And so began the Black Queer Travel Guide project. I spoke to over 20 Black queer activists and community organisers around the world, from Jamaica and Papua New Guinea to Nigeria, finding out about the daily precautions they take in their countries, the grassroots work they're doing in their communities and how they navigate life in their locations. This research was transformational and has been critical to the building of our initiative.
I carried out further research with a survey on Black queer people and travel. With 93 respondents, some of the key fears that were flagged were around being ‘visibly queer’ and therefore facing unprovoked attacks, public displays of affections, racial profiling and invasive searches at the airport. The survey found that 85% of Black queer people seek out information about being Black and queer when looking at potential destinations, while 90% of those surveyed believe that finding Black queer travel information is either ‘tricky but not impossible’ or simply ‘non-existent’. With such overwhelming figures, I decided that the issues Black queer travellers face cannot be maligned or dismissed any longer.
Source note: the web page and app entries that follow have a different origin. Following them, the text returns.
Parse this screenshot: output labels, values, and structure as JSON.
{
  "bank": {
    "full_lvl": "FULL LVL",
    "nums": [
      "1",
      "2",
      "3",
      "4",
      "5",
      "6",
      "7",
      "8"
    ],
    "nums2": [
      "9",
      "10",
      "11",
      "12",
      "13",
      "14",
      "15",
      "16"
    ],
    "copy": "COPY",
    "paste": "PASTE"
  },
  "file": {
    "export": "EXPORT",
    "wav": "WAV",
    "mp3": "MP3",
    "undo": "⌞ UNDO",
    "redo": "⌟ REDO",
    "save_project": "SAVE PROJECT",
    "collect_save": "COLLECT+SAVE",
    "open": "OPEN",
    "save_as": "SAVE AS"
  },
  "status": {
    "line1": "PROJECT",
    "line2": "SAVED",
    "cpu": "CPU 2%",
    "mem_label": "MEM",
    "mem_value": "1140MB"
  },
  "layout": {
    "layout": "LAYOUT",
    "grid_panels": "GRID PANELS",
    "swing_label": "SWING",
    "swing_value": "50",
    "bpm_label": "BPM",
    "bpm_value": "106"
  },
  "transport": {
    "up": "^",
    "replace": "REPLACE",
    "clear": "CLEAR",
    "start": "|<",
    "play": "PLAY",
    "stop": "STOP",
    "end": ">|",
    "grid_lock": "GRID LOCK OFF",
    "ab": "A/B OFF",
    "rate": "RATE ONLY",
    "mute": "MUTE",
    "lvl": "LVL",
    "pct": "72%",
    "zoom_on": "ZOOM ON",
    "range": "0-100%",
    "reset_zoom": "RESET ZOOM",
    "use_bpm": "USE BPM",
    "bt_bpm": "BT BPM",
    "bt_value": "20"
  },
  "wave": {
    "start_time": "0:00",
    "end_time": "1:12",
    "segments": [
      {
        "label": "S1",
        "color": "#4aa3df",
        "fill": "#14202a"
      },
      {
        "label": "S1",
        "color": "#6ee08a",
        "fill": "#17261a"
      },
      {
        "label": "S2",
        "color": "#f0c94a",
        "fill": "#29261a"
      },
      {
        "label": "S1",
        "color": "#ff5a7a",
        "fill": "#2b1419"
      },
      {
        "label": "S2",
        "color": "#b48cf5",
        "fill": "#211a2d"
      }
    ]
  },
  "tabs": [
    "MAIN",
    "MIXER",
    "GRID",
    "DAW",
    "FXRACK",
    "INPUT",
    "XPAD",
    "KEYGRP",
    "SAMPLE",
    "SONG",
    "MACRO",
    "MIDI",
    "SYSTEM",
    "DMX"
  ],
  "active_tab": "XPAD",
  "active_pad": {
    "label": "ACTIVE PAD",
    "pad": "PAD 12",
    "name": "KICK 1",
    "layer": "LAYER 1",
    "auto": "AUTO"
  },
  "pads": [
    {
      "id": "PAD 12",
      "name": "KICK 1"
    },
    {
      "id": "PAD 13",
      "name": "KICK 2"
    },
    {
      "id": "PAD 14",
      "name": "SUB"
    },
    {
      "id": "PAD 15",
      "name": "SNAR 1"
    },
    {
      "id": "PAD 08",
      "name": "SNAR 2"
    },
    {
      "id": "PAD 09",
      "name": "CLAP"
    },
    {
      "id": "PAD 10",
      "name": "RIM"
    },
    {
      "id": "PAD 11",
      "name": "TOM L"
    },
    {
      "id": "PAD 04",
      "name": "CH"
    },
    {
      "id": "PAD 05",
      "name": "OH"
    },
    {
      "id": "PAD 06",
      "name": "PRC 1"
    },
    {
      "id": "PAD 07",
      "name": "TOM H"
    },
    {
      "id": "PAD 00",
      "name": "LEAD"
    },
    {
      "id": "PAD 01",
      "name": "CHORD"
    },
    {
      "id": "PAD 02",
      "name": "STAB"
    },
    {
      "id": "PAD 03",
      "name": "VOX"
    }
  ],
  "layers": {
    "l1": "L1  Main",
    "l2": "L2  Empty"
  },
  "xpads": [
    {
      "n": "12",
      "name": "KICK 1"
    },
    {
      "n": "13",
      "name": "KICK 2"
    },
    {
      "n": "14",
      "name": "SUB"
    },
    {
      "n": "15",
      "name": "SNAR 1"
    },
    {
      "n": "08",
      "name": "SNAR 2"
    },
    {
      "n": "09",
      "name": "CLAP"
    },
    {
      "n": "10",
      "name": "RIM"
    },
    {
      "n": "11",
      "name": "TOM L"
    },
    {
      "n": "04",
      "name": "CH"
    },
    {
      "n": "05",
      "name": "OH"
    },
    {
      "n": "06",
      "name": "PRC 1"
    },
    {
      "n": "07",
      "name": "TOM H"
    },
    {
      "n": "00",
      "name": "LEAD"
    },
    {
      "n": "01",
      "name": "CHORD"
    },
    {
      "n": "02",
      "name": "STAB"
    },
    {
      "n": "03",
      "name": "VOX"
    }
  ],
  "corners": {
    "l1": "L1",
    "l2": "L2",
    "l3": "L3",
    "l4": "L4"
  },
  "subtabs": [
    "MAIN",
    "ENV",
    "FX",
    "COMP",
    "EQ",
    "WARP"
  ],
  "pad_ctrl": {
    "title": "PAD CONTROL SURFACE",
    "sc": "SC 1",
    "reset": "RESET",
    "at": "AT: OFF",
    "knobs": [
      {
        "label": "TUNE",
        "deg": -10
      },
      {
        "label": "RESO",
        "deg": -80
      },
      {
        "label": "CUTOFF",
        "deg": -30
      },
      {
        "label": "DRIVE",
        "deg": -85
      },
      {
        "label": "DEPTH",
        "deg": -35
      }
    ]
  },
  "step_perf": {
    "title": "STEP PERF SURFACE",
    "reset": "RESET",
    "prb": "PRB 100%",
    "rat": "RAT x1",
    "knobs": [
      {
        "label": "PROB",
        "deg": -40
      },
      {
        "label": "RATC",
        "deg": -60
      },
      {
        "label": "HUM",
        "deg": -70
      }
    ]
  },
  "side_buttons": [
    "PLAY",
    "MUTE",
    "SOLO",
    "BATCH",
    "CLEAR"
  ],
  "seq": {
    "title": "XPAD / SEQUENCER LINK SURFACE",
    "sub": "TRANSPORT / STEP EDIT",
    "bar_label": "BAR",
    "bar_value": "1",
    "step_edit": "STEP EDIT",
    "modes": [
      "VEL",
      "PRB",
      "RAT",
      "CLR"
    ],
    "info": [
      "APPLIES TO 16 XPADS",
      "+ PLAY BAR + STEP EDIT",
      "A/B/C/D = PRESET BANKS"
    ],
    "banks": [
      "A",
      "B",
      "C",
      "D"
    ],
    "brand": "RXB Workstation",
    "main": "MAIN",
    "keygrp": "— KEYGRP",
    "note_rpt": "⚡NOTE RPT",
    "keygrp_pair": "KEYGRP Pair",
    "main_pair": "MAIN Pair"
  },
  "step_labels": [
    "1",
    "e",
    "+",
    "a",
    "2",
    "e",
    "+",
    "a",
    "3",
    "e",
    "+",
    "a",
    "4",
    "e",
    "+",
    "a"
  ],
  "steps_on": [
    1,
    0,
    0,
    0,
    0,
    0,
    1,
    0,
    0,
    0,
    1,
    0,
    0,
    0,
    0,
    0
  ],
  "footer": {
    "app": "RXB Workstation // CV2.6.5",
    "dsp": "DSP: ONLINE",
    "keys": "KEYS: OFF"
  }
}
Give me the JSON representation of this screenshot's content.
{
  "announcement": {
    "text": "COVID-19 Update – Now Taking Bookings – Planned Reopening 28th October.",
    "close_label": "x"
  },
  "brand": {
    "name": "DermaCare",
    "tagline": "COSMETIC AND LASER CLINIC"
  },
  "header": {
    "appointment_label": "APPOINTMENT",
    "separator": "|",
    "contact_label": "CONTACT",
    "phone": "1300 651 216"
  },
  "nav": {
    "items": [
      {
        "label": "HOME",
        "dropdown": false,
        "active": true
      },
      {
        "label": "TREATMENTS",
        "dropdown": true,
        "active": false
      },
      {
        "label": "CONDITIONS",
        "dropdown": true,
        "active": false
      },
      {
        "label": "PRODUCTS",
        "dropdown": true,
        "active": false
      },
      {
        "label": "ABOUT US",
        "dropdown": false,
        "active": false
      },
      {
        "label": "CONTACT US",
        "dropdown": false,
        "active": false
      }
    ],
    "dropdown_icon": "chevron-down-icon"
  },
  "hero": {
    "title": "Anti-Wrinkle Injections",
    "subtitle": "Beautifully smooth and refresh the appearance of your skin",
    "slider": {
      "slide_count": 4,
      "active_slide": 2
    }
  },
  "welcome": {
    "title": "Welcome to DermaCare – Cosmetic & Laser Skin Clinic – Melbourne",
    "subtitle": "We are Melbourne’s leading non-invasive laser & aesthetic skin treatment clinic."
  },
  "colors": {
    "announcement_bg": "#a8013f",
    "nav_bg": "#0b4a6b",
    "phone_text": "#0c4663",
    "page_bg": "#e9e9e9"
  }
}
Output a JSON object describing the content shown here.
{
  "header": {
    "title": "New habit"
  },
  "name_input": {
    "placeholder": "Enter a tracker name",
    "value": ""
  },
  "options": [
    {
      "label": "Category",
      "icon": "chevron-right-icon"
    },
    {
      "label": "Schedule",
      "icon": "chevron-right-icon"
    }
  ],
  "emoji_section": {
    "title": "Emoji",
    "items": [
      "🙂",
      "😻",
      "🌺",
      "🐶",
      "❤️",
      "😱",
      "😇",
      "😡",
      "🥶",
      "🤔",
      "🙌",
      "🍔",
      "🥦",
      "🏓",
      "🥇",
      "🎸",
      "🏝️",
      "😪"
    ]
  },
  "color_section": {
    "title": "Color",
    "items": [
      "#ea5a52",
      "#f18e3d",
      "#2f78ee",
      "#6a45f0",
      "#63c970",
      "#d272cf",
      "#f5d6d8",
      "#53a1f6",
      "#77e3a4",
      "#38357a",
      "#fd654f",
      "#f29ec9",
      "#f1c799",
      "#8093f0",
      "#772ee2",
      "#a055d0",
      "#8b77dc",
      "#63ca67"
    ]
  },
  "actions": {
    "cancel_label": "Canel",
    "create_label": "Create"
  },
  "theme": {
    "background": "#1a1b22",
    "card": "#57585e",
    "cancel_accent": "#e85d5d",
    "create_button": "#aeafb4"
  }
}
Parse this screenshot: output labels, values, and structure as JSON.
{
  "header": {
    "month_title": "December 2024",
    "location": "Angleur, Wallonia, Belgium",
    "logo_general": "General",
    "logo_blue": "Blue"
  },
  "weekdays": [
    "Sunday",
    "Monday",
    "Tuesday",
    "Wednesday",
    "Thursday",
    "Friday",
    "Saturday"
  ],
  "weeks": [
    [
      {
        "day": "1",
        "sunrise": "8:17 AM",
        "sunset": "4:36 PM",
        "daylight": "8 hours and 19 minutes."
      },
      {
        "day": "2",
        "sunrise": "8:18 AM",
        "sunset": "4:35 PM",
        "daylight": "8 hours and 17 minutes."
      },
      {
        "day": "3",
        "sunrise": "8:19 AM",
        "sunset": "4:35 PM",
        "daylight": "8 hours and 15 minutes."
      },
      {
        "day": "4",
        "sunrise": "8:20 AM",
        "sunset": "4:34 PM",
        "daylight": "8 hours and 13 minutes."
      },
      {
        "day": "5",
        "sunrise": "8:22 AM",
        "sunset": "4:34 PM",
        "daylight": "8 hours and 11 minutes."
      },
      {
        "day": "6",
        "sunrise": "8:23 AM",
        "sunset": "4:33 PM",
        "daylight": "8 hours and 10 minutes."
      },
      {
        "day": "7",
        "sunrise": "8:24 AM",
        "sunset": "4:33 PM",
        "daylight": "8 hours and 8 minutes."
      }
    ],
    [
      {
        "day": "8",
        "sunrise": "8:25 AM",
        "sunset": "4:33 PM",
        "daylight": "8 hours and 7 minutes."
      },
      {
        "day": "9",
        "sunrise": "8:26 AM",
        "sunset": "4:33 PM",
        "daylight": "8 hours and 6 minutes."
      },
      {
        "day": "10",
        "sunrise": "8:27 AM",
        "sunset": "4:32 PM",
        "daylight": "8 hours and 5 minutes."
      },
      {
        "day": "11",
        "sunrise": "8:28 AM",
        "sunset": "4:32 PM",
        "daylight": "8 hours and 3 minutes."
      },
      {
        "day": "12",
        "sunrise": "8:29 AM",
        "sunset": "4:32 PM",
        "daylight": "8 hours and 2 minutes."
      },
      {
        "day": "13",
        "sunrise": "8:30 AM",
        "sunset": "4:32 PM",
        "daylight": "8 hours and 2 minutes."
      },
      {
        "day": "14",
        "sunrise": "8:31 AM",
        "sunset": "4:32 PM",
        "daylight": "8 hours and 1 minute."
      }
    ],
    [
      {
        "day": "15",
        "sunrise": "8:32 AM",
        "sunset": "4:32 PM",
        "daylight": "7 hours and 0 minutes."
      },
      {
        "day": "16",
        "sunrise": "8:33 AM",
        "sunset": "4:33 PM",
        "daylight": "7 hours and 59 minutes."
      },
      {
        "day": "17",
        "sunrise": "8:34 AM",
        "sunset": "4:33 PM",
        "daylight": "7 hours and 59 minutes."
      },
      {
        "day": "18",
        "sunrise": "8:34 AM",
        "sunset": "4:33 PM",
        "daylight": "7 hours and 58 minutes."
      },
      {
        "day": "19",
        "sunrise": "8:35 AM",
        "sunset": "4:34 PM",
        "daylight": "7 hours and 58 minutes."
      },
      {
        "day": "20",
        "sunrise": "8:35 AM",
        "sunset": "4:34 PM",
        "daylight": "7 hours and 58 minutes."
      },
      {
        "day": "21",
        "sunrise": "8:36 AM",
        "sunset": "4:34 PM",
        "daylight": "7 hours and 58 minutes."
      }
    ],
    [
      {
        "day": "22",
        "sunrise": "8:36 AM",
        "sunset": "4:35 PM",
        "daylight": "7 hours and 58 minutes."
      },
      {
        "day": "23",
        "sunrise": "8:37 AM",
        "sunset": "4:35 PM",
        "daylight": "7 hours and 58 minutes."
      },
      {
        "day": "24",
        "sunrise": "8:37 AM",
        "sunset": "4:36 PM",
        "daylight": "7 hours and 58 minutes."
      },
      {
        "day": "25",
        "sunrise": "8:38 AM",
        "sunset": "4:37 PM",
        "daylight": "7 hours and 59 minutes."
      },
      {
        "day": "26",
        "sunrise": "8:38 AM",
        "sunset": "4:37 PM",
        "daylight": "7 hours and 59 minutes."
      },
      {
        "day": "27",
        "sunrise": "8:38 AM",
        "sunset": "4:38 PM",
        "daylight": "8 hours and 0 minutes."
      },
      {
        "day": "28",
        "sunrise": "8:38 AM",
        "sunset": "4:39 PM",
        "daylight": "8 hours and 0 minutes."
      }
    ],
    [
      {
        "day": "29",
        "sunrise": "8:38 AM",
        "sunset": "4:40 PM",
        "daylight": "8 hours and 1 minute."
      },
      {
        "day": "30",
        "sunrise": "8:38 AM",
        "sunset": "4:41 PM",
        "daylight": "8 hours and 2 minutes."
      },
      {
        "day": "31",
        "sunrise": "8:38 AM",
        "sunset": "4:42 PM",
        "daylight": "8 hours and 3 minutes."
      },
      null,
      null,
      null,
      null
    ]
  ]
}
Put simply, we deserve a whole lot more than what we have been making use of to date. So many of us find ourselves trying to patch something together between heteronormative Black travel resources and extremely whitewashed gay travel reviews. We deserve a framework allowing Black queer travellers to read reviews and experiences from local people, discover Black queer-owned or Black queer-friendly businesses, link up with Black queer individuals who are happy to envelope fellow Black queer people within their community. We deserve an app.
In October 2020, I worked with a team of developers-in-training at the Tech For Better Programme to create a web app; all the jumbled research-informed ideas in my head were taken by the team and magically turned into a useful prototype. The web app is the first stage of what will eventually become an easily downloadable native phone app. That same month saw the launch of the Black Queer Travel Guide’s GoFundMe page to help get the project off the ground and begin commissioning Black queer creatives and writers. We’re now a core team of seven people working towards making the app a reality, once a far off dream.
Our aspirations also go beyond the app. As a CIC, BQTG is committed to the Black queer communities it will be serving and as a result, profits made will be going straight into our services and supporting local queer charities and organisations around the globe. Research with Black queer activists yielded lots of examples of how desperately support is needed by people who have been arrested and harassed by both the public and police. This year alone, we’ve watched on as queer Ghanaians and Nigerians have experienced grotqesque violence. We plan to support individuals like these through financial support for legal services and advocacy.
For many people, the pandemic has made our worlds feel incredibly small and stifling - this is an everyday reality for Black queer travellers like me. When the world begins to open up more, and we try to find a new normal again, I want the worlds of Black queer people to open up too. I want us to feel like we can safely explore the globe without looking over our shoulders at every point. Rather than operating from a place of scarcity and eliminating where we simply cannot go, the dream is that, one day, we’ll be so spoilt for choice, deliberating over where we’ll go next when this many options are available to us. That day is coming closer and closer, almost within reach.